ASSIGNMENT: Locate the string "heading" in the records below. Copy every line where it occurs.

EXTRACTED ENTRIES:

::::::::

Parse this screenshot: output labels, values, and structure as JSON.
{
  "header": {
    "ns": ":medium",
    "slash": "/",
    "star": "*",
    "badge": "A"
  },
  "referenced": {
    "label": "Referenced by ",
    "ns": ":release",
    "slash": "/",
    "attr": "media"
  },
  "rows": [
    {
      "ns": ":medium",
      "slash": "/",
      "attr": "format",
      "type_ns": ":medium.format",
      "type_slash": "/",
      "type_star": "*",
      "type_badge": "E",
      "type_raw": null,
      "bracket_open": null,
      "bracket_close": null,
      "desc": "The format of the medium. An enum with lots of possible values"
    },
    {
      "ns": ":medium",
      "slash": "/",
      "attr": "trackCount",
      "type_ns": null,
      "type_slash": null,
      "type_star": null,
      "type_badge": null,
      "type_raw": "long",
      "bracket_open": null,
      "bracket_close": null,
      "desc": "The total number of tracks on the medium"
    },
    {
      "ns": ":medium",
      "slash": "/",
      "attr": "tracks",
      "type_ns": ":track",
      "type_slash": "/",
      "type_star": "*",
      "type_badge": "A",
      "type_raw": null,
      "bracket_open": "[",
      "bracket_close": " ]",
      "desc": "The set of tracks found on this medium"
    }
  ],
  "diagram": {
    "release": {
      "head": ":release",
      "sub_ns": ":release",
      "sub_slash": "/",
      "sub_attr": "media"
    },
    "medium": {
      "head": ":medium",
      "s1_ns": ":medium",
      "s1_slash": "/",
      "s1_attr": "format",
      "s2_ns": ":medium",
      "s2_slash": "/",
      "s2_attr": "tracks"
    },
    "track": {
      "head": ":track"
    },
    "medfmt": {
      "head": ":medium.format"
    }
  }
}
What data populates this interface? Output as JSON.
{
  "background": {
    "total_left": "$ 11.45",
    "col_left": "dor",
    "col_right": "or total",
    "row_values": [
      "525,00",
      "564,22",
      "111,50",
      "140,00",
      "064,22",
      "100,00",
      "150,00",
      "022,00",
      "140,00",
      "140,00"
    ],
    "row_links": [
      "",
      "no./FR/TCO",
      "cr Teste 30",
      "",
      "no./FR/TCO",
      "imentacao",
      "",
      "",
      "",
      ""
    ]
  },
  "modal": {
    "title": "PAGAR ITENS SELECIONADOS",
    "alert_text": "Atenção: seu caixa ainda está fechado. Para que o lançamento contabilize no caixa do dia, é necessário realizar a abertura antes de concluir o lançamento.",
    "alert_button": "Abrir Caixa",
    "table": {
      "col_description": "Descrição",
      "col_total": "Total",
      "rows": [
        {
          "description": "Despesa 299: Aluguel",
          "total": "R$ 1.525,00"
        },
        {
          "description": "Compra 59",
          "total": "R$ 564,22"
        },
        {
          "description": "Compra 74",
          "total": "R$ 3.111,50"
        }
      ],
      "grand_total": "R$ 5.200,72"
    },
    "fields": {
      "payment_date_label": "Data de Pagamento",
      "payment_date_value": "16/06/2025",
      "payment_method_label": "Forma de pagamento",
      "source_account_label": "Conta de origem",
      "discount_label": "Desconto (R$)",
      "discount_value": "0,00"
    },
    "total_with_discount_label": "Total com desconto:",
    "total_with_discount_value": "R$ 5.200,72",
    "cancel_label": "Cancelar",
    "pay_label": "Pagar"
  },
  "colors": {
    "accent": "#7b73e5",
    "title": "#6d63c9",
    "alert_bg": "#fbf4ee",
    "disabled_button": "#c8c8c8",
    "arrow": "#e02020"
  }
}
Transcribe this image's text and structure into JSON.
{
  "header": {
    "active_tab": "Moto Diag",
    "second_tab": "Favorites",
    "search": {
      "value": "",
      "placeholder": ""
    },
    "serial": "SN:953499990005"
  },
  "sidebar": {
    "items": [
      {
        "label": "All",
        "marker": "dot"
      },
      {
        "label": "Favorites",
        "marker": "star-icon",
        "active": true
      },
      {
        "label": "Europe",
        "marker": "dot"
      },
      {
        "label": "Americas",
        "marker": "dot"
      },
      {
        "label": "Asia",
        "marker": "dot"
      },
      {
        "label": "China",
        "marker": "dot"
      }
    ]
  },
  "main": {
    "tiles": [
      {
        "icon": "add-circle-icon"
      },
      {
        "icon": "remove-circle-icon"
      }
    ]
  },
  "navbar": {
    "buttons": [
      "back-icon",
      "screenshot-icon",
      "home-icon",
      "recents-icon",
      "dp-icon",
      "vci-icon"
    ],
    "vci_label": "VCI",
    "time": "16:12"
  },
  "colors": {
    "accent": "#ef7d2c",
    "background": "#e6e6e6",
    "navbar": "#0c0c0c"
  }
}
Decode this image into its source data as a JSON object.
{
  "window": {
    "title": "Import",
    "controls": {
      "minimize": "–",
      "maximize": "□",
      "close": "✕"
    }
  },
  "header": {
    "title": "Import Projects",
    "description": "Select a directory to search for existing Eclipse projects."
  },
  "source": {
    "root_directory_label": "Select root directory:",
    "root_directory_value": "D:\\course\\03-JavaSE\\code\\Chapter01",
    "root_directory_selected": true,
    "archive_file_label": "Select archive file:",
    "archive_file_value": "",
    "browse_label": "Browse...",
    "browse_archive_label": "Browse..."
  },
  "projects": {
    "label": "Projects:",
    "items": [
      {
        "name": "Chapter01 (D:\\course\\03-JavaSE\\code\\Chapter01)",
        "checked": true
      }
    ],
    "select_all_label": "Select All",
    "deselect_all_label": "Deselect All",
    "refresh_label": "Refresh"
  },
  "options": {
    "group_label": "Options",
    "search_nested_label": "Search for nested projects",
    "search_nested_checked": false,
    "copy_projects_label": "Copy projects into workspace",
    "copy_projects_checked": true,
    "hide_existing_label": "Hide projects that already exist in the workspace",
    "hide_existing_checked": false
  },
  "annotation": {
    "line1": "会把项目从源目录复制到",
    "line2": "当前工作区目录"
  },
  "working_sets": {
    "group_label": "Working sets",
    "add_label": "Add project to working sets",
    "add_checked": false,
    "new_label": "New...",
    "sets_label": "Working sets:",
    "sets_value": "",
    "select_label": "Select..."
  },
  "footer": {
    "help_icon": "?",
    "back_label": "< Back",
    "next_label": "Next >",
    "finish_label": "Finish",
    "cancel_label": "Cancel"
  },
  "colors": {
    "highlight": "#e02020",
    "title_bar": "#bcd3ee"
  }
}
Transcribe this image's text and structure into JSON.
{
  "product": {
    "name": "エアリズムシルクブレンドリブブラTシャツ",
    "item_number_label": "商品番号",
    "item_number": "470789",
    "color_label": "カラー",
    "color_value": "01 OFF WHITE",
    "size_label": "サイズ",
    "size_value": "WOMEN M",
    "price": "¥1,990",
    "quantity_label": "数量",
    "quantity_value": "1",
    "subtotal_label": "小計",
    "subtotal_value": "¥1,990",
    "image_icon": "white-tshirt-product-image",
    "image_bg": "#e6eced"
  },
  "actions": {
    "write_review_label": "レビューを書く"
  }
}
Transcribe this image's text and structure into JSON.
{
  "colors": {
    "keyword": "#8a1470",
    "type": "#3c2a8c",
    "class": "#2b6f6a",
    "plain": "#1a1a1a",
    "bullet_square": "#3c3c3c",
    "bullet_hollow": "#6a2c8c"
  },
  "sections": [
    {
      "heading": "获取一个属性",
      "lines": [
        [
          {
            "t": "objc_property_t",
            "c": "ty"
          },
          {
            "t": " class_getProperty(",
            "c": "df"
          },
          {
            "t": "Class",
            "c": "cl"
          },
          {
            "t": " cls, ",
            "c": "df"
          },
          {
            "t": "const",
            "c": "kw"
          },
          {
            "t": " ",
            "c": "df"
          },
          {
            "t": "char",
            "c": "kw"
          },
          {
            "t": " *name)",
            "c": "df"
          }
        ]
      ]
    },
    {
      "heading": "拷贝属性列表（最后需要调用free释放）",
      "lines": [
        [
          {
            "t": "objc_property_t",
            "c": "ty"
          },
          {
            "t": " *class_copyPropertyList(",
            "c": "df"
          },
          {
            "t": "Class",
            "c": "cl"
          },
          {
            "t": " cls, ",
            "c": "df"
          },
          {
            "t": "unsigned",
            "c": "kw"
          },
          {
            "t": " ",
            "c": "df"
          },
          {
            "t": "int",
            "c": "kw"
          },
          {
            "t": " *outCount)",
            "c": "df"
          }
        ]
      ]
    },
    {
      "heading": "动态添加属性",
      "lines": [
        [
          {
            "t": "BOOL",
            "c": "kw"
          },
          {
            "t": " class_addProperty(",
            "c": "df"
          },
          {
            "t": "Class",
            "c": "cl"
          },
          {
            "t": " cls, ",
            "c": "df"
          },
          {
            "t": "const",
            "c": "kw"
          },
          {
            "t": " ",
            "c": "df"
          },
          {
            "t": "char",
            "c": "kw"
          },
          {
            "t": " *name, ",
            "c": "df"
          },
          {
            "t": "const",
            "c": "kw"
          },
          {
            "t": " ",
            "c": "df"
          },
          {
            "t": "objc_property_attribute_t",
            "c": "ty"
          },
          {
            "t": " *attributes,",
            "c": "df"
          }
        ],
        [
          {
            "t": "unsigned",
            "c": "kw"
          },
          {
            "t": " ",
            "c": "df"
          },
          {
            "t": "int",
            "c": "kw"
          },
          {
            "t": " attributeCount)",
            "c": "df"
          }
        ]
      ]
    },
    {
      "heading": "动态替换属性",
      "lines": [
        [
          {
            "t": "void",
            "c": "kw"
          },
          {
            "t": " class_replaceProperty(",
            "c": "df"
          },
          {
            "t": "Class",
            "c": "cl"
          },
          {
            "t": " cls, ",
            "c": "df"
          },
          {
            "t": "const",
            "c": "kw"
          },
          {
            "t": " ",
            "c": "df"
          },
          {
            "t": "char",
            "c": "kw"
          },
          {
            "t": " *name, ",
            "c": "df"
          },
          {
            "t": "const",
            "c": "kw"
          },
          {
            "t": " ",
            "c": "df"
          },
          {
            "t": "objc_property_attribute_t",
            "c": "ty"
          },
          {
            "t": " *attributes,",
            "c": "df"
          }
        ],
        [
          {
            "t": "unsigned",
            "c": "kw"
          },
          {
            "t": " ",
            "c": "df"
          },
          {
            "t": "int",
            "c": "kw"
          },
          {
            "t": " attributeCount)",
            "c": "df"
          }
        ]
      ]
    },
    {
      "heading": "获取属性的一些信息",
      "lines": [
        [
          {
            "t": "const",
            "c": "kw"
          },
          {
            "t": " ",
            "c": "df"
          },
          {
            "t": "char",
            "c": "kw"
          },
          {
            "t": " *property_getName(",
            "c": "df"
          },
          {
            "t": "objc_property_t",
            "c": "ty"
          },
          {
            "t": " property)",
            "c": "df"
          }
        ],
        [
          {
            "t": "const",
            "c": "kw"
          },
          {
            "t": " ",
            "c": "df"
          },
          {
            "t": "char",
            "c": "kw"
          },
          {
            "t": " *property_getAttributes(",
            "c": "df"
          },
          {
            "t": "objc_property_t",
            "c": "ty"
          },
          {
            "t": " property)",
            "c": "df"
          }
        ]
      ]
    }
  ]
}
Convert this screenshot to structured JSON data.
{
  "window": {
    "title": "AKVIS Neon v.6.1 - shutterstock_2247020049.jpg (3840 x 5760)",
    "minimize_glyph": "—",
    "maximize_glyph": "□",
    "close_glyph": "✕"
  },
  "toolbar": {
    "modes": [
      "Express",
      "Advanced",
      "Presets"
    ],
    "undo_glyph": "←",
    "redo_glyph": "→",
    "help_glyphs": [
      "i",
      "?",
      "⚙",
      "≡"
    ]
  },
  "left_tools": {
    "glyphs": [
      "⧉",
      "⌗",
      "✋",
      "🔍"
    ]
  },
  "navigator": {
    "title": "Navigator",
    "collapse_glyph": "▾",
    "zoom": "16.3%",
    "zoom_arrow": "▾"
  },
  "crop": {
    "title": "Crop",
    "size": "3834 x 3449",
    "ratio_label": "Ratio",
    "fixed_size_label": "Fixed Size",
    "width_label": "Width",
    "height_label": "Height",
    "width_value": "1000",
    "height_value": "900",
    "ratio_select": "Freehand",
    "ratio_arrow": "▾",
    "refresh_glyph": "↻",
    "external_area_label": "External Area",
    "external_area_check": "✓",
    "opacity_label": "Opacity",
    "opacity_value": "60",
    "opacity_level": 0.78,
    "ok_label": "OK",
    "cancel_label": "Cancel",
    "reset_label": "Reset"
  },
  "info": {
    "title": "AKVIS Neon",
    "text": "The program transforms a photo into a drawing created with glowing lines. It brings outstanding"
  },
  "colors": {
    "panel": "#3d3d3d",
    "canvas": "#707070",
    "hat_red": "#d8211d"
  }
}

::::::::

YOUR SOLUTION:
      "heading": "获取一个属性",
      "heading": "拷贝属性列表（最后需要调用free释放）",
      "heading": "动态添加属性",
      "heading": "动态替换属性",
      "heading": "获取属性的一些信息",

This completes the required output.